More than 500 security guards and armed police were keeping watch yesterday at an airport in southwest China where a pair of pandas will take off for their new home in Taiwan, state media reported.

The tight security underscored enduring political tension between China and rival Taiwan, with the self-ruled island's opposition Democratic Progressive Party warning that the pandas may be a communist propaganda ploy.

An Eva Air jet from Taiwan landed at the Shuangliu Airport in the southwestern Chinese city of Chengdu at midday yesterday, and will leave today afternoon with pandas "Tuan Tuan" and "Yuan Yuan," the official Xinhua News Agency said.

More than 500 security guards were deployed at the airport, with armed police standing guard around the clock, China Central Television said. Roads will be blocked when the pandas, who live at a sanctuary 75 miles outside of Chengdu, travel to the airport in a convoy, CCTV said.

The report did not explain the need for such high security, but events surrounding Taiwan have always been sensitive in China. An official who answered the telephone at the Shuangliu airport refused to answer any questions or give his names.

A Chengdu police publicity official would only say, "We can guarantee those pandas arrive Taiwan safe and happily." He also would not give his name, as is common among Chinese officials.

Beijing first offered the pandas to Taiwan in 2005 hoping they would strengthen Taiwanese public support for reuniting with the mainland, an offer rejected by the island's former leaders who supported independence for the self-governed island. Current Taiwanese President Ma Ying-jeou has tried to nurture closer ties with the mainland and accepted the pandas as a goodwill gesture.

When linked, the 4-year-old pandas' names "Tuan Tuan" and "Yuan Yuan" mean "reunion" in Chinese.

Taiwan and China split amid civil war in 1949, and China has repeatedly warned that any Taiwanese moves to formalize its de facto independence could be met with war.

A veterinarian and panda keeper will travel with the pair, packing motion sickness pills as well as more than 1,700 pounds of bamboo in case they don't like the food at the sprawling hillside Taipei Zoo.

A two-story-high glass and rock house will serve as the animals' new home. After a monthlong quarantine the exhibit will be open for public viewing around the Chinese Lunar New Year, which falls on Jan. 26.

The giant panda is unique to China and serves as an unofficial national mascot, giving such gifts political overtones. China regularly sends the animals abroad as a sign of warm diplomatic relations or to mark breakthroughs in ties.

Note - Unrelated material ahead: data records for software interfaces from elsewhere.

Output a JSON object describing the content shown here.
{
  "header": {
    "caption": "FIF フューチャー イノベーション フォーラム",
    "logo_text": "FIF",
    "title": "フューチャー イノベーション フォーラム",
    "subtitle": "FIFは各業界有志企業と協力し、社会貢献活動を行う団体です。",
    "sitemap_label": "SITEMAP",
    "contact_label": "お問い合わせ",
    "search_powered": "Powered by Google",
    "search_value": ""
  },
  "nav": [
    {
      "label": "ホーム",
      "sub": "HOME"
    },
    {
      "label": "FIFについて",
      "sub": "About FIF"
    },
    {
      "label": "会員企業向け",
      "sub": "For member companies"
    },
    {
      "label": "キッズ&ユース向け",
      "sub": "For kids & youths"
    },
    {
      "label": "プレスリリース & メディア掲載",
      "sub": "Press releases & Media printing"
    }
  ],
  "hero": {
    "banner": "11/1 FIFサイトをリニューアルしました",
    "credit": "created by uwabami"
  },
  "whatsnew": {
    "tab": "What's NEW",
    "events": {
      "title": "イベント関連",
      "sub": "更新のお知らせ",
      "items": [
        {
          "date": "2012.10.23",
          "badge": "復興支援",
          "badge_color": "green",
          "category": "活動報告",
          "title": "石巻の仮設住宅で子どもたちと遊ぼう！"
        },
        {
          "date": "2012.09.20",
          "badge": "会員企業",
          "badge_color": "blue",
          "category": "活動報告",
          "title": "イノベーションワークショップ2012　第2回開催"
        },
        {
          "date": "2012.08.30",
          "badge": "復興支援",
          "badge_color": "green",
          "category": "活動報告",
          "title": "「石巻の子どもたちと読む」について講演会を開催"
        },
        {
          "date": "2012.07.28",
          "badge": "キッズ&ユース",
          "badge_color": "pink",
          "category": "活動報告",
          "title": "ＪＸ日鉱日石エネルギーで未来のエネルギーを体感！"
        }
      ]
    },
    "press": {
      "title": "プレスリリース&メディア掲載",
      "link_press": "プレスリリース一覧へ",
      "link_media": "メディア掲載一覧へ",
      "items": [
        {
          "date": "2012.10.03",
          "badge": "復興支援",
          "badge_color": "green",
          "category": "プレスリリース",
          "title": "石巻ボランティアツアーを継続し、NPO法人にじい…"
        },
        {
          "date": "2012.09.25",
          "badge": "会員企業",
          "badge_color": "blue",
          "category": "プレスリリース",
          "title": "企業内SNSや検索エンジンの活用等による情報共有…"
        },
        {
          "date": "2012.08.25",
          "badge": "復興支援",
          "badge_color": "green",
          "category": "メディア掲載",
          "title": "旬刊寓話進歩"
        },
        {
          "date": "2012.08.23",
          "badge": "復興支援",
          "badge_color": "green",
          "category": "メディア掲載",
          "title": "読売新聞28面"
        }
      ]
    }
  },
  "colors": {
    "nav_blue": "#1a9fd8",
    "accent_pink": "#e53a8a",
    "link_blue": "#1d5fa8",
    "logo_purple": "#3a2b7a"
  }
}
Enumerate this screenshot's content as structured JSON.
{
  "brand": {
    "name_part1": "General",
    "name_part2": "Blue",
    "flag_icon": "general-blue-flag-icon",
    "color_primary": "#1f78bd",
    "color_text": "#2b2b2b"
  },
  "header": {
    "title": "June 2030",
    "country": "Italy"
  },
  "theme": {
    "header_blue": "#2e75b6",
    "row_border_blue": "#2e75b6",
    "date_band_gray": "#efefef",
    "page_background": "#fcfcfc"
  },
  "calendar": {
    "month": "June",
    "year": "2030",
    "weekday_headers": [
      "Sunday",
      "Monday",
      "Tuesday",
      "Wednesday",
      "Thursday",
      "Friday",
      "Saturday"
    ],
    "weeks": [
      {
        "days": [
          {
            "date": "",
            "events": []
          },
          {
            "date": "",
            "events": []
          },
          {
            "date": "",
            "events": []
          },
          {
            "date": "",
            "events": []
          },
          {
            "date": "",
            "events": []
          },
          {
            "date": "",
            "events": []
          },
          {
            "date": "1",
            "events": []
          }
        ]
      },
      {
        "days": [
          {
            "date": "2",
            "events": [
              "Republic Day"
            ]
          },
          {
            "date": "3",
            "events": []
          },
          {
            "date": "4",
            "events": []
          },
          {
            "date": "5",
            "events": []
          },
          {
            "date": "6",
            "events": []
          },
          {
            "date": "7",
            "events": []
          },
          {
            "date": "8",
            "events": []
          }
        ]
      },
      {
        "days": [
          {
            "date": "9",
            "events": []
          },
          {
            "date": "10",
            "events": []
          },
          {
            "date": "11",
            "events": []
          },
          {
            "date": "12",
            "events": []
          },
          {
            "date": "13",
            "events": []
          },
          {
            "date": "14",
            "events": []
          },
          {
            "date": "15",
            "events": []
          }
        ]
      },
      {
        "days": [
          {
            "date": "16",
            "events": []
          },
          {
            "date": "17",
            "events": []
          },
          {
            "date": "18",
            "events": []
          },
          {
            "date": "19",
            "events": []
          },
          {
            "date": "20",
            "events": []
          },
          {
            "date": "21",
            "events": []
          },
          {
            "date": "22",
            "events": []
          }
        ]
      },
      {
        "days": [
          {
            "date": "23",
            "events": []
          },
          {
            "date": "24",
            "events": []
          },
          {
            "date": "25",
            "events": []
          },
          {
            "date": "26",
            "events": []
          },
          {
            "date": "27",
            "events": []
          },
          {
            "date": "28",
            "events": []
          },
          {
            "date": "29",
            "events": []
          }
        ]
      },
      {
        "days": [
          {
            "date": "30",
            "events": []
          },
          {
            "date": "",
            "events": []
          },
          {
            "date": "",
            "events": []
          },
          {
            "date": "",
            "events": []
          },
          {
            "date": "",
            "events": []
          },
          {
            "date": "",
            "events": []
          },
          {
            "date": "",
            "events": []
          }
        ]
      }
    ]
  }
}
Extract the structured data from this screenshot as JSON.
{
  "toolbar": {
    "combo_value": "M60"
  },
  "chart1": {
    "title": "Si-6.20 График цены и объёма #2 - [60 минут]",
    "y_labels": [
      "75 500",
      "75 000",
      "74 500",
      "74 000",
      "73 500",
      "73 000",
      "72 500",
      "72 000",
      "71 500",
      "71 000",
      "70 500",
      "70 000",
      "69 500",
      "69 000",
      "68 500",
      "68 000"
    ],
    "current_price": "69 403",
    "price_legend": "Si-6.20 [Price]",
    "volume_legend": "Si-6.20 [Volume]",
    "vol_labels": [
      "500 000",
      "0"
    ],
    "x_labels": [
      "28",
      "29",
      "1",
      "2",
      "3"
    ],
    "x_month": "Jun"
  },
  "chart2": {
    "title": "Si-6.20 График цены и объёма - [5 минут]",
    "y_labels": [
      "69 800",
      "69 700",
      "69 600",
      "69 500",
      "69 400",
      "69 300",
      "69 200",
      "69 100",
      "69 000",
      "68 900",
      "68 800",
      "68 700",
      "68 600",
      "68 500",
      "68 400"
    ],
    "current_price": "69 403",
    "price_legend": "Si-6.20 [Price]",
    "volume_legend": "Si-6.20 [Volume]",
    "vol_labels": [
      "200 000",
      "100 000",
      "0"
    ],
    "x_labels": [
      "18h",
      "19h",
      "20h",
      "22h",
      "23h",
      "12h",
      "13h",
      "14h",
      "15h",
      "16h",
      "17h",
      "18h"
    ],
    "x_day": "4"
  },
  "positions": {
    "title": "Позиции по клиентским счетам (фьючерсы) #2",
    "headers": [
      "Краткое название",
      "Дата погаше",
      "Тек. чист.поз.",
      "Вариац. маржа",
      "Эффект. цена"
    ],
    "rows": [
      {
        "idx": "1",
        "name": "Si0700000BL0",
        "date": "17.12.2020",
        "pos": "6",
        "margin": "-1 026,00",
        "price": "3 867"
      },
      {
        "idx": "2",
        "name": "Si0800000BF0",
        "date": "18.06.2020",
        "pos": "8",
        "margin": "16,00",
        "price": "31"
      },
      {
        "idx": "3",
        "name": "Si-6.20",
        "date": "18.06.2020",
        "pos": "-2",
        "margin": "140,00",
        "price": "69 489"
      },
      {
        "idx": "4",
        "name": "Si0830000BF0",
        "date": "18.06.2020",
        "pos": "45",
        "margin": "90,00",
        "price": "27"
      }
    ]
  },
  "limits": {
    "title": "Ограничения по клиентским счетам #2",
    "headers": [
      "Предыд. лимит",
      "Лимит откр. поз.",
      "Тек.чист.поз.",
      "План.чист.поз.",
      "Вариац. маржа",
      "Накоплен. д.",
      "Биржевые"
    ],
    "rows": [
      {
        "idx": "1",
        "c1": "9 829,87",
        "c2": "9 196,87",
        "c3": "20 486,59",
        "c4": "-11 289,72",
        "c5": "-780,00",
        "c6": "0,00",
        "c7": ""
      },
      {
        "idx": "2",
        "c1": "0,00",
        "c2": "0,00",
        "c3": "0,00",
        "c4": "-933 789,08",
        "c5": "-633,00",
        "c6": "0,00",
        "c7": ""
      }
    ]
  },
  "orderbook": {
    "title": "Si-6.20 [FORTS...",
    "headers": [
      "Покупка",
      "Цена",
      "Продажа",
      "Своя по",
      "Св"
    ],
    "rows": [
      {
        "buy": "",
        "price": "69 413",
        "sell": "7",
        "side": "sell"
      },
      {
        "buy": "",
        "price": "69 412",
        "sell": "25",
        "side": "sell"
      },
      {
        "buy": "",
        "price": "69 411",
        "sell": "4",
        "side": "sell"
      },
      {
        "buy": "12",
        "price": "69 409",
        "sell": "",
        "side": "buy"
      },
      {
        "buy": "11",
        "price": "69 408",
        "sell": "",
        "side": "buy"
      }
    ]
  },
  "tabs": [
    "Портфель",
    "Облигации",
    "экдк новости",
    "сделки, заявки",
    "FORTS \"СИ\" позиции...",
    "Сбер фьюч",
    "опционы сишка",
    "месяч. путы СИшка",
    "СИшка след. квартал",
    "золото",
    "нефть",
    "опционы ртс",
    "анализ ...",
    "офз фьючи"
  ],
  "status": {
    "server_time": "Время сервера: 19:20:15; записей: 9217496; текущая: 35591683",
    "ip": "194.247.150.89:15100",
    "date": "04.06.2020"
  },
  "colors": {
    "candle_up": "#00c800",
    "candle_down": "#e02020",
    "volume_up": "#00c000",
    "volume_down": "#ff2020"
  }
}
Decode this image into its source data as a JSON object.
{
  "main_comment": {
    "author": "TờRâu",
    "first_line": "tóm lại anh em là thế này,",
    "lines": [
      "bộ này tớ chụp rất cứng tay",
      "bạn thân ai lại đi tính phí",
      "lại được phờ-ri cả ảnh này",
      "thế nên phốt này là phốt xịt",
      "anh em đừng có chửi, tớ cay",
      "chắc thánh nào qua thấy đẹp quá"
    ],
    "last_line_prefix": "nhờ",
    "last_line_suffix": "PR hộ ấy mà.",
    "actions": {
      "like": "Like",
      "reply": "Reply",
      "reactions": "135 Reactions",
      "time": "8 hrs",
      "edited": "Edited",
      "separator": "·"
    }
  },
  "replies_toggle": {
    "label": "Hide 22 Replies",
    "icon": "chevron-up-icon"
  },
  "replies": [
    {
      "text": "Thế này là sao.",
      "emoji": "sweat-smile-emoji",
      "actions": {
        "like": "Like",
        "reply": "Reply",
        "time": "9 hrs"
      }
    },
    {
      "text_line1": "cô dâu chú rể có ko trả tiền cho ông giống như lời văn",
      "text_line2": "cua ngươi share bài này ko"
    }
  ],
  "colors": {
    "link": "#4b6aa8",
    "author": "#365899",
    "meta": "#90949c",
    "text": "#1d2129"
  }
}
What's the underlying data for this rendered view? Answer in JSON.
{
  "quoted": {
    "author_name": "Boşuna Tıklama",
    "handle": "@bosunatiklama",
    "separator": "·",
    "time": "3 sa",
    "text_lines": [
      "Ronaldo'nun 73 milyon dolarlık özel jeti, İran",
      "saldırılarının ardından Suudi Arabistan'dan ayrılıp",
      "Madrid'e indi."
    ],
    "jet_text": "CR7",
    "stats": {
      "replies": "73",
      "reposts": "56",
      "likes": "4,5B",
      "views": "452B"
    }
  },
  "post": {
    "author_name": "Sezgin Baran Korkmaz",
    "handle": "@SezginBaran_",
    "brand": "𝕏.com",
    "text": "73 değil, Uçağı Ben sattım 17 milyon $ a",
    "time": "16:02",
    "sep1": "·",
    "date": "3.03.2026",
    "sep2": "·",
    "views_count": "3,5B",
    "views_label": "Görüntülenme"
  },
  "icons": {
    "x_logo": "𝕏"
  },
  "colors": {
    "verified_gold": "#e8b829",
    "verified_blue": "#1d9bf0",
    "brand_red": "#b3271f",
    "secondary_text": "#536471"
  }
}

Cheng Wen-tsang, spokesman of Taiwan's opposition Democratic Progressive Party, has said China's ultimate goal is to win Taiwanese political support, and that the pandas "will not cover up China's military threat against us."